Our Brazilian football expert argues that Romario was a better player than Lionel Messi will ever be and discusses his rationale for selecting his compatriot.
Warning: May contain strong bias. Actuallly, a truckload of bias.
Discussions on who is/was the best football player of all times are endless. Everyone is entitled to their own opinion and the beauty of this sport is that there cannot ever be a universal, definite truth.
It all depends on what type of game each person prefers, what their views are on the importance of a player’s relationship with the media and even how many beautiful women or expensive cars their idols have had.
Following a heated discussion in a pub this weekend, here’s my take on why Romário was ten thousand times better than Lionel Messi is. In this case, though, this is already a settled matter, since here I’ll be providing footage evidence and proof that the Brazilian little guy has contributed more to the sport than the Argentinian flea.
First and foremost there is the natural talent. One might say (and I would not disagree) that Messi also has it, but unlike the 21st century celebrity Romário’s skills weren’t forged on an academy that looks more like a laboratory built to produce football superstars.
When Romário was 14 years of age, instead of being coached by scientists at La Masia the Brazilian bad-boy was roughing the soles of his feet — and especially his temperament — on pitches of dirt alongside even dirtier adversaries.
This developed in him the trickery and rascality necessary to face opponents and adverse situations in creative and, more often than not entertaining ways. It applies not only to his goal scoring proficiency (as can be seen on the video below, where Romário humiliates the ruthless, technique and comically ugly center-mid Amaral), but also to his feisty and fisty adventures off the pitch.
Romario’s Off Field Antics:
Messi, on the other hand, is accused by some of being mechanical in his movements, of going for the exact same play, a sharp and quick flick from right to left ending on a clinical finish in goal, every single time.
It is effective, as the numbers can prove, and certainly skillful, for he gets it right most of the time, but it’ll hardly ever produce beauties such as the magical stuff Romário delivered for PSV when he was in his early 20s.

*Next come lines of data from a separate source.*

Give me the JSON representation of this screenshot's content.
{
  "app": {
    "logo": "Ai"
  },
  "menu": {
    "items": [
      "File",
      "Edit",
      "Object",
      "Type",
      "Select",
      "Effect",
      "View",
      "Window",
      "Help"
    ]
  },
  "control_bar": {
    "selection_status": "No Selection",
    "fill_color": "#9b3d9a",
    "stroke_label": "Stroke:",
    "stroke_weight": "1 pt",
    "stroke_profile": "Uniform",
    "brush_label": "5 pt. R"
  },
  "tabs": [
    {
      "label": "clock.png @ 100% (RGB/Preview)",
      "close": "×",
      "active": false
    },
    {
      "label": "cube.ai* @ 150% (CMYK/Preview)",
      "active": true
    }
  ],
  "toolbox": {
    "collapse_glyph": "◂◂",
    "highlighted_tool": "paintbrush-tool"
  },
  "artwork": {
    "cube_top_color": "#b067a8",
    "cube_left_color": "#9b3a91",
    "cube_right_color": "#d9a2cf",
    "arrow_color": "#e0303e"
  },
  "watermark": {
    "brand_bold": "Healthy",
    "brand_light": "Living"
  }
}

Secondly on this passionate and extremely biased defense of the Brazilian center-forward is his comportment off the pitch. Again unlike Messi, Romário was prone to giving interviews and back-talking on polemic subjects, and these very often created gems that will last forever.
For the politically correct folks his opinions might sound foolish and disrespectful, but for those who agree that football is a gentleman’s game played by barbarians Romário is the epitome of it.
Here are some of his famous quotes:
— “When I was born, God pointed at me and said ‘You’re the man’,” after a match he once again decided.
— “I’m weighing 72 kg now, yes, and so what? The elephant is fat, but when the forest is on fire nobody beats him on the run,” when accused of being slightly overweight.
— “I can speak Spanish, English, Italian, Portuguese and Dutch. But I can also speak the language of the women, by far the best one,” somehow justifying having six kids with three different wives.
— “The way I took this penalty even my mom would have saved it,” because a true genius is also human.
— “Retire? Never! When I see on the pitch these boys of 19, 20 years of age… They’re just awful! I won’t stop playing anytime soon,” in 1999, eight years before retiring at the age of 41.
— “Pelé when silent is a poet. He should shut up. On the field, he was our Father, our King; outside it, he should put a shoe in his mouth,” on the Athlete of the Century.
You will never hear Messi saying anything like that. He’s too polite, and more importantly too well trained not to do so. He plays with his shirt untucked just because he wants to be part of the gang. Nothing wrong with that, of course, as long as he’s delivering what is expected from him on the pitch.
However, in a sport where primitive instincts are the base for everything, being extremely sanitized like the Argentinian is plainly boring.
A last point on the superiority of Romário over Messi is the aftermath of their career. It is impossible to know what will be of Messi when he retires since he still has at least five years on the top flight ahead of him and things do change in this period of time, but as of now the odds of him doing anything other than finally flying back to Rosario and living a well-deserved life of peace around his family seem very low. Provided Barcelona ever allows him to do so, that is.
Romário, following his promise not to pursue a career as a coach (“I would never be able to put up with someone like me,” another one of his besties), became a politician, and after a surprisingly accomplishing first spell at the Chamber of Deputies he is now running for the Senate.
His projects vary from the fomentation of the sport as an activity of inclusion to the public battle against what is called “revenge porn”. Specialists say he’s got a bright future ahead of him.
Once again this is the kind of discussion that takes us nowhere. It might be considered more of an excuse to watch over and over again these geniuses in action, doing things we, mere mortals, can only dream of imitating.
Romário and Messi are two beasts who played in different times and will be forever remembered for their own reasons. Comparing the two of them is only an exercise of self-demeaning.
When it comes down to it, however, the real truth is that I, as a Brazilian, would never, ever, under any circumstances, not in a million years, admit that an Argentinian player is better than a Brazilian one.
Maycon Dimas, Pundit Arena.